Katie’s life in the lap of luxury is about to be over. But luckily, much like the cranes, she’s chasing warmer weather.
North Dakota has been good to me, in no small part due to my great uncle Ron and aunt Karen, who took me in and fed me for the last five nights as I toured around the state looking for birds and stories. My roving home has sat parked in their driveway, getting out for some good miles on spur trips to the towns of Hensler, Regan and Jamestown, where I found no cranes but plenty of stories.
I find great peace driving around North Dakota. There is reliability in the road maps here. Straight lines intersect with other straight lines.
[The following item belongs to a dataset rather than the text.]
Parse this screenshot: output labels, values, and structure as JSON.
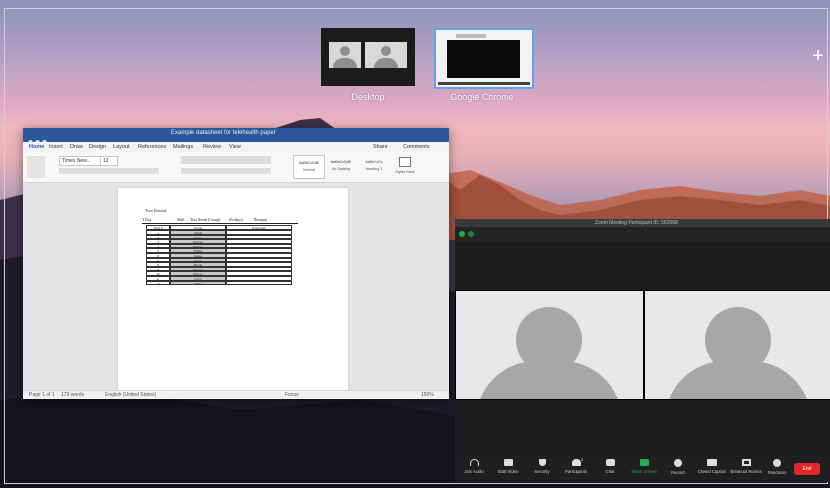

If you point your truck in one of the four cardinal directions, eventually you will hit another street that will take you a ninety-degree turn in another direction. I can reckon my way to the interstate with road signs and common sense, never resorting to GPS or feeling like an outsider. North Dakota’s simplicity is so welcoming, like a body with AB+ blood. If you’re here, and you have something you need to accomplish here, you can be a part of us, it says. Just exist, and call if you need help.
I missed a crane sighting by about an hour on Friday morning. I woke up to a message from a researcher with whom I’ve built a good relationship, giving me a location pinged by a crane banded with a radio to go chase. Hensler, North Dakota is located about 45 minutes northwest of Bismarck. I drove with the sunrise to my back, watching its dramatic brilliance grow in my rearview mirror as hundreds of synchronized blinking red lights of wind turbines danced on the horizon in front of me. As I got north of the interstate, the first sprinkling of snow clung to crunchy frosted ground like salt on the rim of a rocks glass.
I turned down a narrow dirt road and snaked along it for a mile. I eventually reached the body of water where the crane had pinged…or, at least, I got as close to it as was legal. Signs were posted keeping hunters and trespassers out unless landowner permission was granted. I peered down at the small pond from the hood of my truck, but all I saw was a red pickup parked along the bank. The red pickup saw me too, because it turned around and started driving back off the property and onto the road I was parked on.
I was preparing for an interaction with the property owner, telling me and my Connecticut license plates to take my camera and my notebook and leave their land alone. Instead, a boyish 16 year-old with a pleasant grin and head-to-toe camo pulled up alongside me, giving me a chance to explain myself.
I asked if he had seen any whooping cranes that morning, and he nonchalantly nodded his head, explaining that there had been about seven of them down at the pond where he had been deer hunting earlier that morning, but that they were long gone. He motioned to the binoculars and scoped rifle riding shotgun and added quickly that it was still youth deer season, and that he had snagged some geese too. He gave me the property owner’s phone number and explained that the owner was really relaxed and probably wouldn’t mind me walking on his land. He introduced himself as Tyler, wished me luck, and went on his way to get ready for school. The bottom of the sun had barely breached the horizon as I sat there, leaving a voicemail with the landowner. I never heard back.
This was the closest I came to any whooping cranes in North Dakota. The snow eventually fell in Bismarck, and I had my sentimental first morning windshield scraping of the season. My gratefulness for Ron and Karen increased tenfold as I watched the mercury drop to the teens overnight, reminding myself that I don’t have the same comfortable accommodations in any of the other states I will be traveling through. But more stories of adventure will only continue to stack up in my memory as I carry on. And if the cranes could figure out a way to come find me, somewhere around my next stop, I could certainly use the morale boost.